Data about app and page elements
☆ ☆ ☆

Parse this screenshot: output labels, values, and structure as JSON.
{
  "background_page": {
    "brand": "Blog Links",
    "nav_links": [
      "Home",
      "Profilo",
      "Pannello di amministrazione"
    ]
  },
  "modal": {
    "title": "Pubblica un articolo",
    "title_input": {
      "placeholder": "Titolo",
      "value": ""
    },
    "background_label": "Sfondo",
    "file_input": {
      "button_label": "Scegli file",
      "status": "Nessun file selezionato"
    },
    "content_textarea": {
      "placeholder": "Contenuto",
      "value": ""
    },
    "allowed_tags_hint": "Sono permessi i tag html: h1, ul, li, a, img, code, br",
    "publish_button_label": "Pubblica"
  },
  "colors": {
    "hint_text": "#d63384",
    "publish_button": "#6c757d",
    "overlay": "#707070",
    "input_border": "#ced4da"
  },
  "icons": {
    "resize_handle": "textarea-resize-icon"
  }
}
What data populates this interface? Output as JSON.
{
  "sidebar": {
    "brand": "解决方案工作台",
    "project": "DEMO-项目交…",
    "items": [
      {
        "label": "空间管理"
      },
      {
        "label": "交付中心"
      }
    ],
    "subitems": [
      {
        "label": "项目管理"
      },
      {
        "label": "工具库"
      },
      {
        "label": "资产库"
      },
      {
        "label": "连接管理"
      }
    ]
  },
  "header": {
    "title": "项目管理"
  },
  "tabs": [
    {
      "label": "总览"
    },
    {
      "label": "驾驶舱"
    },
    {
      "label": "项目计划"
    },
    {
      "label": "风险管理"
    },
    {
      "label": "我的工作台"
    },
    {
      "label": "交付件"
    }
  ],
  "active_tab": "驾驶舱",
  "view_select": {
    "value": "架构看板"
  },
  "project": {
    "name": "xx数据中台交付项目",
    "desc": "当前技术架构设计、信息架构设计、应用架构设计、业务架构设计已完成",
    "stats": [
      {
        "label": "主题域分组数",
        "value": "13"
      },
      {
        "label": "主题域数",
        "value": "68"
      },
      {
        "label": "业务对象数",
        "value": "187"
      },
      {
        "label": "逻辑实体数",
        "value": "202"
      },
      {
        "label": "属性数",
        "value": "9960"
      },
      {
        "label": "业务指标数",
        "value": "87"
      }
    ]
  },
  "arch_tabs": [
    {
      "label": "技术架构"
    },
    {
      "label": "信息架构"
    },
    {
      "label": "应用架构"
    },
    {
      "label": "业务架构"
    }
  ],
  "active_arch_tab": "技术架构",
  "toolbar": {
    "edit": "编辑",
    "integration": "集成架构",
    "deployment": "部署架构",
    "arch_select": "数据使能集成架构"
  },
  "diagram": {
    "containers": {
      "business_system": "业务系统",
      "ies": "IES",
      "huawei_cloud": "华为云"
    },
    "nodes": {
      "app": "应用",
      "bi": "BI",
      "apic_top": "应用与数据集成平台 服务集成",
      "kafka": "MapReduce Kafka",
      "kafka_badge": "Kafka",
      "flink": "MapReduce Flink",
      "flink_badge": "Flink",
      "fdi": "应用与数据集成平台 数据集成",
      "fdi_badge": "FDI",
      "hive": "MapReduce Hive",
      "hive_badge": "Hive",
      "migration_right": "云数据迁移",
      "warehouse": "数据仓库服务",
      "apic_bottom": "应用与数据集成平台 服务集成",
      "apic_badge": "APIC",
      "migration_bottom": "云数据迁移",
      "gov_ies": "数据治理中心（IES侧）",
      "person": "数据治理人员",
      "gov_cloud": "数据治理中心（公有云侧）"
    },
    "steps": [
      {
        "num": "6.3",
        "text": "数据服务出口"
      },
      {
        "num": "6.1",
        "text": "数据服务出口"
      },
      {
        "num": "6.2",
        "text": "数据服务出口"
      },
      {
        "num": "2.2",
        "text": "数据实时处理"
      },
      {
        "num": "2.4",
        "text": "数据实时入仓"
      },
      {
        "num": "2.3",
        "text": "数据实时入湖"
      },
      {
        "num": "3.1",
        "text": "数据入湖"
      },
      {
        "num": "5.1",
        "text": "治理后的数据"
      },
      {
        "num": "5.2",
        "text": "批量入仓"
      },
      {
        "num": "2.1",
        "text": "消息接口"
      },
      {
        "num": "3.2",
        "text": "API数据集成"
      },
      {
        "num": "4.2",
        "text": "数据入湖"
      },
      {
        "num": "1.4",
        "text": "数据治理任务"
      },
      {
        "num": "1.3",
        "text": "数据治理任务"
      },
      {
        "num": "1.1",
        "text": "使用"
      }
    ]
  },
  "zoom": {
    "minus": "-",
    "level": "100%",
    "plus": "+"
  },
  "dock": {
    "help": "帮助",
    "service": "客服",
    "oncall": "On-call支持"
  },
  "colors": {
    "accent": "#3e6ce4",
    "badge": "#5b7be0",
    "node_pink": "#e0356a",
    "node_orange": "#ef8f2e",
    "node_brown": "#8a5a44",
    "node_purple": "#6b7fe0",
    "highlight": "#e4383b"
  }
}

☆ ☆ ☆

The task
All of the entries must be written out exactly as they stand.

Task response
Parse this screenshot: output labels, values, and structure as JSON.
{
  "background_page": {
    "brand": "Blog Links",
    "nav_links": [
      "Home",
      "Profilo",
      "Pannello di amministrazione"
    ]
  },
  "modal": {
    "title": "Pubblica un articolo",
    "title_input": {
      "placeholder": "Titolo",
      "value": ""
    },
    "background_label": "Sfondo",
    "file_input": {
      "button_label": "Scegli file",
      "status": "Nessun file selezionato"
    },
    "content_textarea": {
      "placeholder": "Contenuto",
      "value": ""
    },
    "allowed_tags_hint": "Sono permessi i tag html: h1, ul, li, a, img, code, br",
    "publish_button_label": "Pubblica"
  },
  "colors": {
    "hint_text": "#d63384",
    "publish_button": "#6c757d",
    "overlay": "#707070",
    "input_border": "#ced4da"
  },
  "icons": {
    "resize_handle": "textarea-resize-icon"
  }
}
What data populates this interface? Output as JSON.
{
  "sidebar": {
    "brand": "解决方案工作台",
    "project": "DEMO-项目交…",
    "items": [
      {
        "label": "空间管理"
      },
      {
        "label": "交付中心"
      }
    ],
    "subitems": [
      {
        "label": "项目管理"
      },
      {
        "label": "工具库"
      },
      {
        "label": "资产库"
      },
      {
        "label": "连接管理"
      }
    ]
  },
  "header": {
    "title": "项目管理"
  },
  "tabs": [
    {
      "label": "总览"
    },
    {
      "label": "驾驶舱"
    },
    {
      "label": "项目计划"
    },
    {
      "label": "风险管理"
    },
    {
      "label": "我的工作台"
    },
    {
      "label": "交付件"
    }
  ],
  "active_tab": "驾驶舱",
  "view_select": {
    "value": "架构看板"
  },
  "project": {
    "name": "xx数据中台交付项目",
    "desc": "当前技术架构设计、信息架构设计、应用架构设计、业务架构设计已完成",
    "stats": [
      {
        "label": "主题域分组数",
        "value": "13"
      },
      {
        "label": "主题域数",
        "value": "68"
      },
      {
        "label": "业务对象数",
        "value": "187"
      },
      {
        "label": "逻辑实体数",
        "value": "202"
      },
      {
        "label": "属性数",
        "value": "9960"
      },
      {
        "label": "业务指标数",
        "value": "87"
      }
    ]
  },
  "arch_tabs": [
    {
      "label": "技术架构"
    },
    {
      "label": "信息架构"
    },
    {
      "label": "应用架构"
    },
    {
      "label": "业务架构"
    }
  ],
  "active_arch_tab": "技术架构",
  "toolbar": {
    "edit": "编辑",
    "integration": "集成架构",
    "deployment": "部署架构",
    "arch_select": "数据使能集成架构"
  },
  "diagram": {
    "containers": {
      "business_system": "业务系统",
      "ies": "IES",
      "huawei_cloud": "华为云"
    },
    "nodes": {
      "app": "应用",
      "bi": "BI",
      "apic_top": "应用与数据集成平台 服务集成",
      "kafka": "MapReduce Kafka",
      "kafka_badge": "Kafka",
      "flink": "MapReduce Flink",
      "flink_badge": "Flink",
      "fdi": "应用与数据集成平台 数据集成",
      "fdi_badge": "FDI",
      "hive": "MapReduce Hive",
      "hive_badge": "Hive",
      "migration_right": "云数据迁移",
      "warehouse": "数据仓库服务",
      "apic_bottom": "应用与数据集成平台 服务集成",
      "apic_badge": "APIC",
      "migration_bottom": "云数据迁移",
      "gov_ies": "数据治理中心（IES侧）",
      "person": "数据治理人员",
      "gov_cloud": "数据治理中心（公有云侧）"
    },
    "steps": [
      {
        "num": "6.3",
        "text": "数据服务出口"
      },
      {
        "num": "6.1",
        "text": "数据服务出口"
      },
      {
        "num": "6.2",
        "text": "数据服务出口"
      },
      {
        "num": "2.2",
        "text": "数据实时处理"
      },
      {
        "num": "2.4",
        "text": "数据实时入仓"
      },
      {
        "num": "2.3",
        "text": "数据实时入湖"
      },
      {
        "num": "3.1",
        "text": "数据入湖"
      },
      {
        "num": "5.1",
        "text": "治理后的数据"
      },
      {
        "num": "5.2",
        "text": "批量入仓"
      },
      {
        "num": "2.1",
        "text": "消息接口"
      },
      {
        "num": "3.2",
        "text": "API数据集成"
      },
      {
        "num": "4.2",
        "text": "数据入湖"
      },
      {
        "num": "1.4",
        "text": "数据治理任务"
      },
      {
        "num": "1.3",
        "text": "数据治理任务"
      },
      {
        "num": "1.1",
        "text": "使用"
      }
    ]
  },
  "zoom": {
    "minus": "-",
    "level": "100%",
    "plus": "+"
  },
  "dock": {
    "help": "帮助",
    "service": "客服",
    "oncall": "On-call支持"
  },
  "colors": {
    "accent": "#3e6ce4",
    "badge": "#5b7be0",
    "node_pink": "#e0356a",
    "node_orange": "#ef8f2e",
    "node_brown": "#8a5a44",
    "node_purple": "#6b7fe0",
    "highlight": "#e4383b"
  }
}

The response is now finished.